Testing will be conducted under the direction of the Southern Nevada Health District from 9 a.m. to 2 p.m. at Laughlin Junior/Senior High School, 1900 Cougar Drive. Testing will be offered on a first-come, first-served basis. Participants are required to bring identification. Face coverings are mandatory.
“We are pleased to provide this additional opportunity for Clark County residents in Laughlin to get tested for COVID-19,” said Commissioner Michael Naft, whose district includes Laughlin. “It is important that as many people as possible, in all parts of our community, have access to testing so that we can continue to gather factual, science-based data.”
Eighteen positive cases of the novel coronavirus have been identified among Laughlin residents as of Monday, according to the Southern Nevada Health District website. No demographic information was available nor was there any indication of the severity of the local cases.
A testing blitz made up to 1,000 free tests available in Laughlin in May; 775 tests were administered and none returned positive.
At that time, there had been no confirmed cases in Laughlin.
For most people, the new coronavirus causes mild or moderate symptoms, such as fever and cough that clear up in two to three weeks. For some, especially older adults and people with existing health problems, it can cause more severe illness, including pneumonia and death. The vast majority of people recover.
Residents with general questions about COVID-19 can call the Southern Nevada Health District’s Information Phone Line at 702-759-INFO (4636), between the hours of 7 a.m. and 7 p.m.
Recommended actions to limit the spread of the virus include:
Wear a face covering in public places and when around people from other households.
Wash your hands often.
Clean and disinfect frequently touched items such as your cell phone, doorknobs and countertops.
Maintain at least 6 feet of social distancing per person for non-household members.
All vulnerable individuals should continue to shelter in place as much as possible. Those at high risk of exposure to COVID-19 as defined by CDC guidelines include people 65 and older and those with underlying health conditions such as lung disease, heart conditions and severe obesity.
Members of households with vulnerable residents should be aware that returning to work and other environments where distancing is not practical could carry the virus back home. Precautions should be taken to isolate vulnerable residents.
If tested positive for COVID-19, an individual must quarantine and stay home for two weeks.
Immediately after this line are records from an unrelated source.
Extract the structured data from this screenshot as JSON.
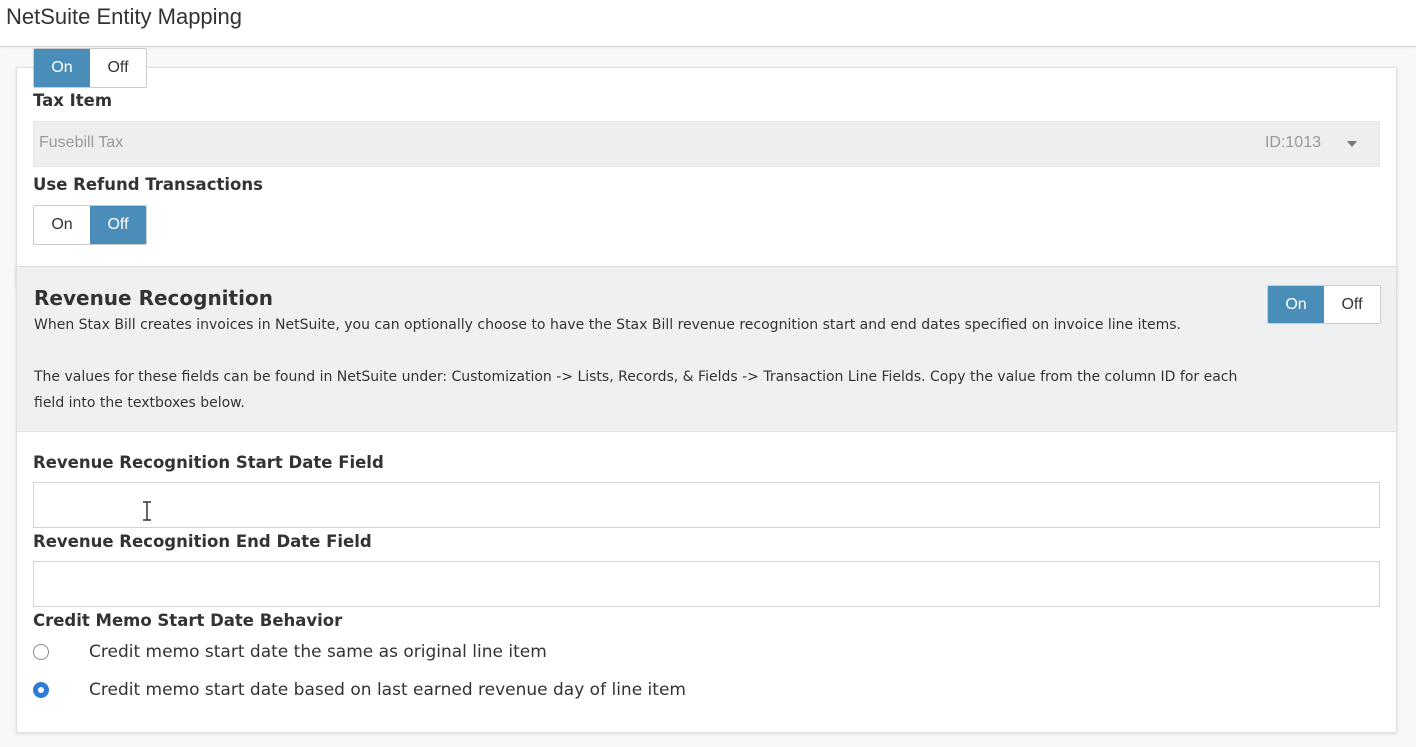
{
  "header": {
    "title": "NetSuite Entity Mapping"
  },
  "tax_section": {
    "prev_toggle": {
      "on": "On",
      "off": "Off",
      "selected": "On"
    },
    "tax_item": {
      "label": "Tax Item",
      "value": "Fusebill Tax",
      "id": "ID:1013"
    },
    "refund": {
      "label": "Use Refund Transactions",
      "toggle": {
        "on": "On",
        "off": "Off",
        "selected": "Off"
      }
    }
  },
  "revenue_section": {
    "title": "Revenue Recognition",
    "toggle": {
      "on": "On",
      "off": "Off",
      "selected": "On"
    },
    "description": [
      "When Stax Bill creates invoices in NetSuite, you can optionally choose to have the Stax Bill revenue recognition start and end dates specified on invoice line items.",
      "The values for these fields can be found in NetSuite under: Customization -> Lists, Records, & Fields -> Transaction Line Fields. Copy the value from the column ID for each field into the textboxes below."
    ],
    "start_date_field": {
      "label": "Revenue Recognition Start Date Field",
      "value": ""
    },
    "end_date_field": {
      "label": "Revenue Recognition End Date Field",
      "value": ""
    },
    "credit_memo": {
      "label": "Credit Memo Start Date Behavior",
      "options": [
        {
          "label": "Credit memo start date the same as original line item",
          "checked": false
        },
        {
          "label": "Credit memo start date based on last earned revenue day of line item",
          "checked": true
        }
      ]
    }
  },
  "colors": {
    "toggle_active": "#4a8db8",
    "radio_checked": "#2f7cd6",
    "section_header_bg": "#eff0f2"
  }
}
Contacts of individuals who test positive for the virus must stay home for two weeks or until a negative test result has been received.
For information about the community’s response to COVID-19, go to www.InItTogetherSNV.com.